A Kingham time line

Date Record/event
c200 BC-350 AD A Romano-British settlement exists on the western side of Kingham Hill
c600 A hamlet close to the river Evenlode is named after a local chieftain Caega
1086 Domesday Book, Lord of the Manor – Geoffrey de Mandeville, Earl of Essex, 10 hides, 19 villeins, 4 serfs, 4 plough teams, 1 mill, population circa 180
1136 Rector were appointed by Walden Abbey from this date until the Dissolution of the Monasteries
Thirteenth Century
1240 Philip de Mandeville dies and over-lordship of Kingham split three ways to his daughters, Clementia, Juliana and Agnes (who married Thomas de Hunte of Chadlington).
1253 First recorded name for a Rector of Kingham church – Gulfridus de Wulward
1254 Clementia’s share including the manor house passes to Walter de Grey
1279 100 Year Rolls, Lord of the Manor now Ralph de Chasteleyn, 14 hides, 15 freemen, 24 villeins, no serfs, I mill, 2 blacksmiths, 44 families, population circa 240. Ralph probably rebuilds the church in the early 14th century.
Fourteenth Century
1313 Ralph de Chasteleyn appointed Knight of the Shire for Oxfordshire and attends Parliament, he also probably starts construction of the church around this time
1336 Ralph de Chasteleyn dies in a fight with the de Noyers of Churchill, his son Gilbert succeeds to the lordship and crenellates the manor house
1348 The Black Death
1360 Gilbert de Chateleyn engages in sheep farming as there were fewer labourers and mortgages the manor and his third of the over-lordship, later selling it to Alice Perrers the King’s mistress.
1377 On the death of the King, Alice stripped of her possessions
1380 The manor and one-third of the over-lordship sold to William de Wykeham who uses it to endow New College, Oxford
Fifteenth and Sixteenth Centuries
1403 Edmund Earl of Stafford holds one of the other two over-lordships through marriage to his wife Ann (a member of the Beaufo family)
c1500 First record of Keene family living in Kingham (John Kyne) the family remained an integral part of Kingham life until at least 1944, many of them stonemasons
1544 The date of the first three recorded wills in the Kingham collection, all provide for some income to the church, witnessed by Stephen Farrand (Rector 1535-55)
Seventeenth century
1603-6 Mortuary fees case at the Oxford Ecclesiastical Court (George Morecroft the Rector versus Isabel Harris)
1643 Civil War battle of the Evenlode takes place close to Kingham
1659-74 Warden Michael Woodward of New College makes several visits to Kingham to oversee the college estate.

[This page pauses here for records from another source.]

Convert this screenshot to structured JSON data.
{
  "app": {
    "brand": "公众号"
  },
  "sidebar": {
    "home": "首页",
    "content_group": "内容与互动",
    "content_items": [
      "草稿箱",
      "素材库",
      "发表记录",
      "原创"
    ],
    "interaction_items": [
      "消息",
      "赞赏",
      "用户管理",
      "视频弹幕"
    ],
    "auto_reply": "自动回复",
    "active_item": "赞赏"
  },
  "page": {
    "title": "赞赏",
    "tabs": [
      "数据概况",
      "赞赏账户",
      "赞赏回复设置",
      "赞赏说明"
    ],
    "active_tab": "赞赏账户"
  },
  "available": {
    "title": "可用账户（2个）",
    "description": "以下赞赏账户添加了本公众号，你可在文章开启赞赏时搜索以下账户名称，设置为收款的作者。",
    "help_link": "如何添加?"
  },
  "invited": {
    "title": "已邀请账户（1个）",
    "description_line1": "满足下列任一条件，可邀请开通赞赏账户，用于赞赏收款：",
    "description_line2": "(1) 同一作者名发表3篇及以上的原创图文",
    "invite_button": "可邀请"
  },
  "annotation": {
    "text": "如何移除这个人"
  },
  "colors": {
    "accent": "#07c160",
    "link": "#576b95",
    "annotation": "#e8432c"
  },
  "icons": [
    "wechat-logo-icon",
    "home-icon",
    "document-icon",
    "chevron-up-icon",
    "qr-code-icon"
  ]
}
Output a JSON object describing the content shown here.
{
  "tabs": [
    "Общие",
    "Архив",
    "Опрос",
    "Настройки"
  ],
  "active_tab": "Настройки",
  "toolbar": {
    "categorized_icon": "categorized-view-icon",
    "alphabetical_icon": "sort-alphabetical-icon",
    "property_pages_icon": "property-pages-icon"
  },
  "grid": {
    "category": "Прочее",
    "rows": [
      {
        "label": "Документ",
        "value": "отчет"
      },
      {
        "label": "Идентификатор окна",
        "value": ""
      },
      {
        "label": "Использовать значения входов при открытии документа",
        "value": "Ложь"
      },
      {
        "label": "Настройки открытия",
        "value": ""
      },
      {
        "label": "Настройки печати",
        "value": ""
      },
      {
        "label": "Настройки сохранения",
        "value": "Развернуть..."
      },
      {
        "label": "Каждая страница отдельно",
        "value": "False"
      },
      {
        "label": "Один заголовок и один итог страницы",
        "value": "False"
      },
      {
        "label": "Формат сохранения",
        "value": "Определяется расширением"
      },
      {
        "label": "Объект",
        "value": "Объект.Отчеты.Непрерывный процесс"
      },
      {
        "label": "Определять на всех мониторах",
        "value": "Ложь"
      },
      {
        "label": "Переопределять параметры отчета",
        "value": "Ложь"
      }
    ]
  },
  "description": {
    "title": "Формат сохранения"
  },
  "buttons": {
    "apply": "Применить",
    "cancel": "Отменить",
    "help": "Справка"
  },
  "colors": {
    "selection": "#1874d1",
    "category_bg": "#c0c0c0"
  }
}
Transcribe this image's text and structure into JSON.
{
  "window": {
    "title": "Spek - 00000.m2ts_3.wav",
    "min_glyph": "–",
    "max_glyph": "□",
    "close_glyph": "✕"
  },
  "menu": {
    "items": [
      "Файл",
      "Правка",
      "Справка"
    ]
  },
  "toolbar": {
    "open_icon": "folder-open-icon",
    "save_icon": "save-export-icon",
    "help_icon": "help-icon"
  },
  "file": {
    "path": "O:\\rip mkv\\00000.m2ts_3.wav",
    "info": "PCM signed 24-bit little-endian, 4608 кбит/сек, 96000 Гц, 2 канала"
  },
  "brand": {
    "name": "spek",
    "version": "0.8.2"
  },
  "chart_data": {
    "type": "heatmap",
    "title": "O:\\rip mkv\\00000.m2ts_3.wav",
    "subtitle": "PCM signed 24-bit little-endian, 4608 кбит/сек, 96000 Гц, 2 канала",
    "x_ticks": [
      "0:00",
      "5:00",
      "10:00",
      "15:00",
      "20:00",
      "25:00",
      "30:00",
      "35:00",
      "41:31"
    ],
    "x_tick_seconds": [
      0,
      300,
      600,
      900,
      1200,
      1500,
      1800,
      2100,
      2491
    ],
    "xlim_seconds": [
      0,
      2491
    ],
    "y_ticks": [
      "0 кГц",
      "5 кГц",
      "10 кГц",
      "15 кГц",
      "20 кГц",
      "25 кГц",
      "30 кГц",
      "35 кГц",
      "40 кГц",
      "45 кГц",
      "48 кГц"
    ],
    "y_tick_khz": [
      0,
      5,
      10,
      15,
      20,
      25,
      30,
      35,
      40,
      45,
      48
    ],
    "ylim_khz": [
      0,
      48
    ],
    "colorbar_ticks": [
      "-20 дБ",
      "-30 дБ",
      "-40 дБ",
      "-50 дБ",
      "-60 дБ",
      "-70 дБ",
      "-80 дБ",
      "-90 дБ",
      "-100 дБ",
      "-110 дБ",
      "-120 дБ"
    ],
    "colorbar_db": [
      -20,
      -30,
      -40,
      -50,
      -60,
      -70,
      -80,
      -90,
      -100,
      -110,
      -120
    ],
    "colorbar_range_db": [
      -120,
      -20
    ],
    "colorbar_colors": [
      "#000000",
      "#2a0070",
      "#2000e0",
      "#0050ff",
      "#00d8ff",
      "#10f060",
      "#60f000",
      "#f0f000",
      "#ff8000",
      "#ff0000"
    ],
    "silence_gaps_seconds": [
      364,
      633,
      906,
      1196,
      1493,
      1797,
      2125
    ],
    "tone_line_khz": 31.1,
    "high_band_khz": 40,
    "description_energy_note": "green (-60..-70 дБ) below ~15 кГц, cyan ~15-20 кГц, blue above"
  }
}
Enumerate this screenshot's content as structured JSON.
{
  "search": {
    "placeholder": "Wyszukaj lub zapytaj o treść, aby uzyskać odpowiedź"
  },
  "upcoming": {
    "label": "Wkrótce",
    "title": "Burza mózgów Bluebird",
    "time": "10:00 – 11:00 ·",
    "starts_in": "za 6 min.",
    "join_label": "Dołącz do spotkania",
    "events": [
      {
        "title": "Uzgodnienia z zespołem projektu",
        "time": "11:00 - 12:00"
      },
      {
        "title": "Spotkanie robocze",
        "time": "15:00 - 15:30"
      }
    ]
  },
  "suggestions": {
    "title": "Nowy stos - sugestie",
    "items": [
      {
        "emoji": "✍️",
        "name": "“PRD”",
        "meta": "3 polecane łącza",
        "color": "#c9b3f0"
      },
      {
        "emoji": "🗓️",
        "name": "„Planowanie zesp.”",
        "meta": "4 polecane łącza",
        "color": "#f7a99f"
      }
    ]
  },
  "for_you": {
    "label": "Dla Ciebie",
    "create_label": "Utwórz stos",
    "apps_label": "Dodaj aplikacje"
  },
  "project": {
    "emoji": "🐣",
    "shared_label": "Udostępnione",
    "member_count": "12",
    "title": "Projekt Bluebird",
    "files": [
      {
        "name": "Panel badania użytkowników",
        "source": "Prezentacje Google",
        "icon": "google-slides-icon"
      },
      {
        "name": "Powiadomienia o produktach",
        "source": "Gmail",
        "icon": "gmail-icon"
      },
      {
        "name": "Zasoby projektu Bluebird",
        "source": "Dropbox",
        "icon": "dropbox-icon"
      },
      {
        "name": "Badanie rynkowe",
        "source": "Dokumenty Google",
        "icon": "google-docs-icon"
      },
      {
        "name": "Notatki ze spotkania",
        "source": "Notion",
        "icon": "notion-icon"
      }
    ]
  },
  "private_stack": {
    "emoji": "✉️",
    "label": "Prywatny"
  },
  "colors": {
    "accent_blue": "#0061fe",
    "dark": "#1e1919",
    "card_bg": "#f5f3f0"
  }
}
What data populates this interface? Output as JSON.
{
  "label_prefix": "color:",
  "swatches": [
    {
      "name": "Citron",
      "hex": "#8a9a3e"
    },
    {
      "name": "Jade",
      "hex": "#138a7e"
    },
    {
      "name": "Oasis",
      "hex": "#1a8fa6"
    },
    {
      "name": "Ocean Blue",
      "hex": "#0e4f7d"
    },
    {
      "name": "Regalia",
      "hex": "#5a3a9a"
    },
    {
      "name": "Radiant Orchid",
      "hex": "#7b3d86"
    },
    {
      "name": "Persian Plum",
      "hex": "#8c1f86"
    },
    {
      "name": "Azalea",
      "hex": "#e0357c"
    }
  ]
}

The other two over-lordships were held by Thomas Ramsden of Yorkshire and Sir Rowland Lacy of Charlbury (possibly the eventual inheritor of Agnes share of the over-lordship)
1688 The church chancel was rebuilt and a new Kingham Rectory was built by William Dowdeswell
Eighteenth Century
1710 Ramsden’s manorial property in Kingham sold by William Horton of Yorkshire
1717 First school in the village
1789 William Smith of Churchill (of geology fame) surveys Kingham fields for a new rating system
1797 Baptist meeting house in West End approved by the Bishop of Oxford
Nineteenth Century
1842 Kingham Club established
1850 Kingham Enclosure Act passed. The over-lordships by now have devolved to two major land-owners, New College and the Rector, John Lockwood
1855 Railway station opened at Kingham along with the branch line to Chipping Norton
1862 Methodist Chapel established
1869 New College cedes the village green to Kingham following enclosure
c1870 Langston Arms built and Caleb Lainchbury establishes a yard in Kingham
1881 Caleb Lainchbury moves to Kingham and the Lainchbury business takes off
1885 Charles Baring Young starts construction of Kingham Hill School which opens in 1886
1890s Kingham Swifts soccer team formed, renamed All Blacks in 1928
Twentieth Century
1910 Baring Young funds the building of the village hall
1912 New village school built
1913 William Warde Fowler publishes Kingham Old and New
1914-18 Nine Kingham residents die in the First World War
1920 First homes built in New Road area
1922 Manor house demolished
1941 Two Kingham residents die this year in the Second World War
1943 The area around Kingham becomes the largest battlefield ammunition storage site in the UK (8th US Airforce Depot)
1964 Chipping Norton branch line closed
1982 Last livestock market held at Kingham
1987 Lainchbury yard closes

B4450 Kingham Carriageway Maintenance – Phase 2 Works

Parish Council

Please find attached details of upcoming roadworks on the B4450 at Kingham. More

Temporary Speed Limit restriction – at Kingham, B4450 Station Road

Parish Council

In the interests of public safety it will be necessary for Oxfordshire More

Temporary Road Closure – Cozens Lane

Parish Council

Temporary Traffic Regulation Notice – S14 Road Traffic Regulation Act 1984 Temporary More